Sunday, April 29, 2012

WWIAF Field & Stream "Heroes for a Day"

As part of his Federal Formula Funds study Returning Warriors : A Study of the Social-Ecological Benefits of Coming Home to Nature, Tidball recently participated in the Wounded Warriors in Action Foundation's habitat restoration activities at Camp Hackett in northern Wisconsin.  This activity was recognized by Field & Stream's Hero for a Day project and was filmed by the Field and Stream crew to be highlighted here.

Local news media also covered the event.  See the below links:



My photographs from the event can be found here:

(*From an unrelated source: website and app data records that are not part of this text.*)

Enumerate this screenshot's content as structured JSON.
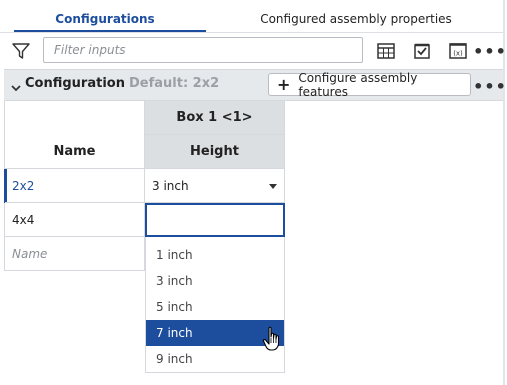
{
  "tabs": [
    {
      "label": "Configurations",
      "active": true
    },
    {
      "label": "Configured assembly properties",
      "active": false
    }
  ],
  "toolbar": {
    "filter_placeholder": "Filter inputs",
    "icons": [
      "filter-icon",
      "table-icon",
      "checkbox-icon",
      "variable-icon",
      "more-icon"
    ]
  },
  "section": {
    "title": "Configuration",
    "default_label": "Default: 2x2",
    "configure_button": "Configure assembly features"
  },
  "table": {
    "name_header": "Name",
    "part_header": "Box 1 <1>",
    "param_header": "Height",
    "rows": [
      {
        "name": "2x2",
        "value": "3 inch",
        "active": true
      },
      {
        "name": "4x4",
        "value": "",
        "editing": true
      },
      {
        "name": "Name",
        "placeholder": true
      }
    ]
  },
  "dropdown": {
    "options": [
      "1 inch",
      "3 inch",
      "5 inch",
      "7 inch",
      "9 inch"
    ],
    "highlighted": "7 inch"
  },
  "colors": {
    "accent": "#1d4e9e",
    "header_bg": "#dcdfe2",
    "section_bg": "#e6e9ec"
  }
}
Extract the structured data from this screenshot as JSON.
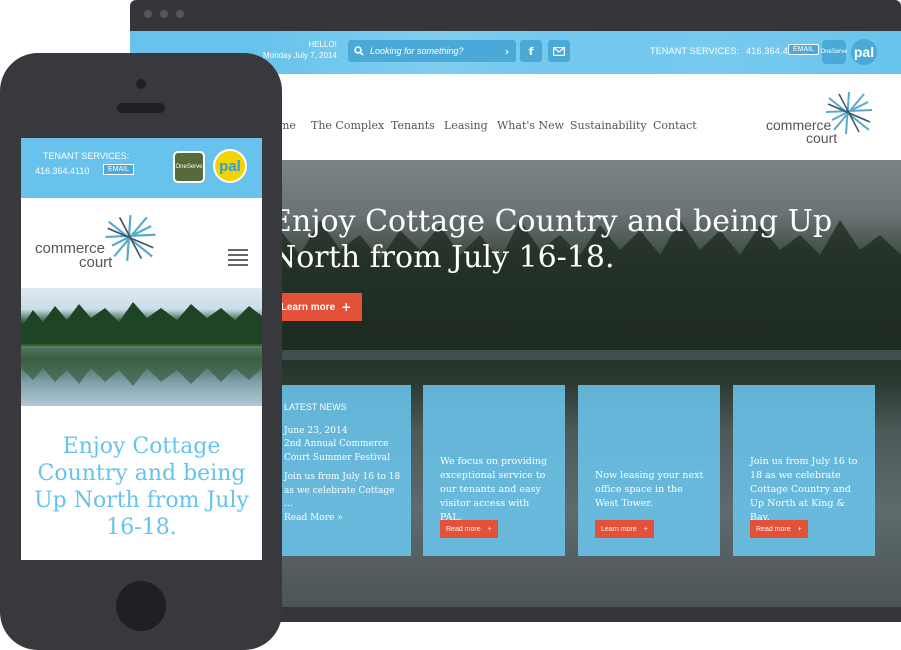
{
  "desktop": {
    "hello": "HELLO!",
    "date": "Monday July 7, 2014",
    "search_placeholder": "Looking for something?",
    "tenant_services": "TENANT SERVICES:",
    "tenant_phone": "416.364.4110",
    "email_label": "EMAIL",
    "oneserve_label": "OneServe",
    "pal_label": "pal",
    "nav": [
      "me",
      "The Complex",
      "Tenants",
      "Leasing",
      "What's New",
      "Sustainability",
      "Contact"
    ],
    "logo_line1": "commerce",
    "logo_line2": "court",
    "hero_title": "Enjoy Cottage Country and being Up North from July 16-18.",
    "hero_button": "Learn more",
    "news": {
      "heading": "LATEST NEWS",
      "date": "June 23, 2014",
      "title": "2nd Annual Commerce Court Summer Festival",
      "excerpt": "Join us from July 16 to 18 as we celebrate Cottage ...",
      "read_more": "Read More »"
    },
    "cards": [
      {
        "text": "We focus on providing exceptional service to our tenants and easy visitor access with PAL.",
        "button": "Read more"
      },
      {
        "text": "Now leasing your next office space in the West Tower.",
        "button": "Learn more"
      },
      {
        "text": "Join us from July 16 to 18 as we celebrate Cottage Country and Up North at King & Bay.",
        "button": "Read more"
      }
    ]
  },
  "mobile": {
    "tenant_services": "TENANT SERVICES:",
    "tenant_phone": "416.364.4110",
    "email_label": "EMAIL",
    "oneserve_label": "OneServe",
    "pal_label": "pal",
    "logo_line1": "commerce",
    "logo_line2": "court",
    "hero_title": "Enjoy Cottage Country and being Up North from July 16-18."
  },
  "colors": {
    "brand_blue": "#67c3ec",
    "accent_red": "#e35139",
    "frame_dark": "#38393d"
  }
}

More photos from the Field & Stream staff, here:

Thursday, April 5, 2012

URBIS in Jerusalem

Jerusalem, Israel recently hosted a 2 day workshop on URBIS - Urban Biospheres, a collaborative program among partners such the Cornell DNR Civic Ecology Lab, the Stockholm Resilience Center, ICLEI, UNESCO, and others.   Keith Tidball was among thirteen international experts in ecology, biodiversity management and community engagement, who convened with over 50 key local professionals to produce strategies for moving forward with an urban biosphere concept that transcends municipal boundaries and is based on cooperation in the region. Their work, using Jerusalem as a case study, is currently being summarized for presentation at the Rio+20 Summit in June. The following are reviews of the workshop and two pieces on the symbolically important swift (apus apus) including a short film documenting the Annual Welcome Ceremony for the Swifts at the Western Wall, which concluded the workshop events:

Thursday, March 29, 2012

Thursday, February 2, 2012

Greening in the Red Zone Book Interview

Weatherproofing Your Landscape: Since You Asked...About Greening in the Red Zone: The new year isn't even a month old, and communities from the Pacific Northwest to the Deep South have already experienced severe—in some ca...

Monday, January 23, 2012

NCSE Environment & Security Conference

The Cornell University Civic Ecology Lab was a collaborating organization at the recently held NCSE 2012 conference on Environment & Security. Tidball presented Greening in the Red Zone, and also served as a panel member in a session on Environmental Literacy and Security.